This is a continuation of a series of posts on the Fuji GFX 50S. You should be able to find all the posts about that camera in the Category List on the right sidebar, below the Articles widget. There’s a drop-down menu there that you can use to get to all the posts in this series; just look for “GFX 50S”. I’m going to be making some posts about the GFX- 50R going forward. Since the cameras are so similar, I don’t think I’m going to create a new category just for it, but rather lump those in with the GFX 50S posts.
I’ve published a lot of material about focus shift in the native Fuji G lenses, and how to best deal with it when manually focusing, but there is still misunderstanding about that topic, so I’m gathering the relevant links into this post.
First off, for any of this to be useful to you, you’ll have to know how to manually focus native lenses stopped down. Second, you’ll have to know an effective technique for precise manual focusing.
Then you’ll want to know how much focus shift your lenses have, and how that shift relates to f-stop.
The 23mm f/4 has little focus shift. Feel free to focus it wide open.
The 45mm f/2.8 has a moderate amount of focus shift. Focus it at taking aperture until f/5.6, and then just focus at f/5.6.
The 63mm f/2.8 has less focus shift than the 45mm f/2.8. Focus it at taking aperture until f/4, and then just focus at f/4.
The 110mm f/2 has some focus shift.
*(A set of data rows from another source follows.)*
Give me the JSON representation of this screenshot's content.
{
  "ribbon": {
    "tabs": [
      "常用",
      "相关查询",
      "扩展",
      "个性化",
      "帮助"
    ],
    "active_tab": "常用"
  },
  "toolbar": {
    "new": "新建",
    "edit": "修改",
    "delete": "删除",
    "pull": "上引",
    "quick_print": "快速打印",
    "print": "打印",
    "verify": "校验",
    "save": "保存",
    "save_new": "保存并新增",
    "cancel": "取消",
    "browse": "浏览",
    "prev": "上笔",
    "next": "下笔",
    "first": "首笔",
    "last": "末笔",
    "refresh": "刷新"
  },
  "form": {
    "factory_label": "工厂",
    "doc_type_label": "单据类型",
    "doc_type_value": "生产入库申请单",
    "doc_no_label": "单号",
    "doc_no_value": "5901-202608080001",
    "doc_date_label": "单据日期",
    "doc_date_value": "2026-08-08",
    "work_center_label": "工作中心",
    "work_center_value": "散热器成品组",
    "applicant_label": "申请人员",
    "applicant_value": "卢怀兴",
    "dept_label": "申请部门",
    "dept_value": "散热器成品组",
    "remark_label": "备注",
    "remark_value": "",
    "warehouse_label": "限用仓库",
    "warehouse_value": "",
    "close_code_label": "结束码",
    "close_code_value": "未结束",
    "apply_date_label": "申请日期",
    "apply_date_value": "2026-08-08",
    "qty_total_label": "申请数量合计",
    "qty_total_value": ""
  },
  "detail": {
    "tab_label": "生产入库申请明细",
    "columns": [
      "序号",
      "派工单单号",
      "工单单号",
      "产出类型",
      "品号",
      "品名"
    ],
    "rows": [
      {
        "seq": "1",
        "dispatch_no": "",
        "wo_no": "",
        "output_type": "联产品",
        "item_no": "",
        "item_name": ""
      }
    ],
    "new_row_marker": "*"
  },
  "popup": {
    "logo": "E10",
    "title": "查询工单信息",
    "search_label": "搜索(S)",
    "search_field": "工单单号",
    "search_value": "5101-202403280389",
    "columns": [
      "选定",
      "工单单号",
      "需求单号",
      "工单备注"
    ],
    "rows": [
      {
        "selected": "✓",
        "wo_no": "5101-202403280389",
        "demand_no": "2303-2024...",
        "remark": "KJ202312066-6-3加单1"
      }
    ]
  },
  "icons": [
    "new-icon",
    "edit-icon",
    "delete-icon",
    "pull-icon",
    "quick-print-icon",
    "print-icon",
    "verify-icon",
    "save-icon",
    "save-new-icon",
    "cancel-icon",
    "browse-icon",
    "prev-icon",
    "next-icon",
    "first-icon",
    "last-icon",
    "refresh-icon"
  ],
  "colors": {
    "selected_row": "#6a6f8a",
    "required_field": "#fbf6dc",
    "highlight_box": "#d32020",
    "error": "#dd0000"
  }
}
There is enough focus shift that you’ll want to focus this lens at the taking aperture at f/2 and f/2.8. All smaller apertures can be focused at f/4, or f/5.6 if you’re really picky.
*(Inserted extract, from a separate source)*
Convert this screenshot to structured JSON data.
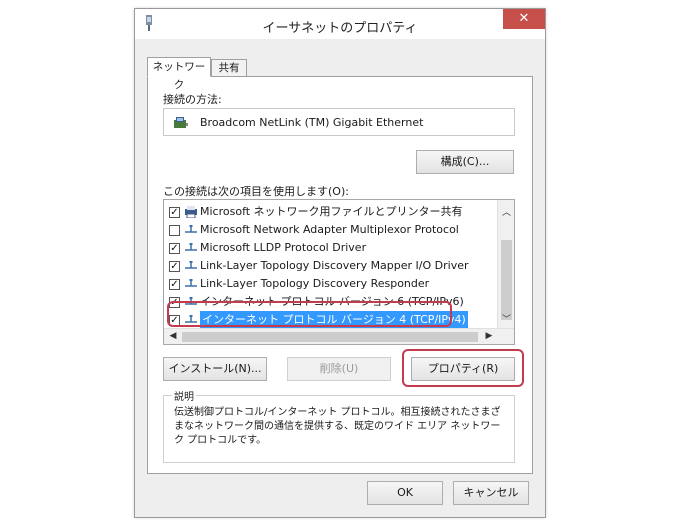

The 120mm f/4 has some focus shift. You’ll want to focus it at taking aperture until f/8 or so.
The 250mm f/5.6 has little focus shift. You can safely focus it wide open.
With the 32-64mm f/4 zoom, focus shift depends on focal length.
At 32 and 44 mm, you don’t have to worry. At 64 mm you’ll want to focus at f/5.6 for that aperture and narrower ones.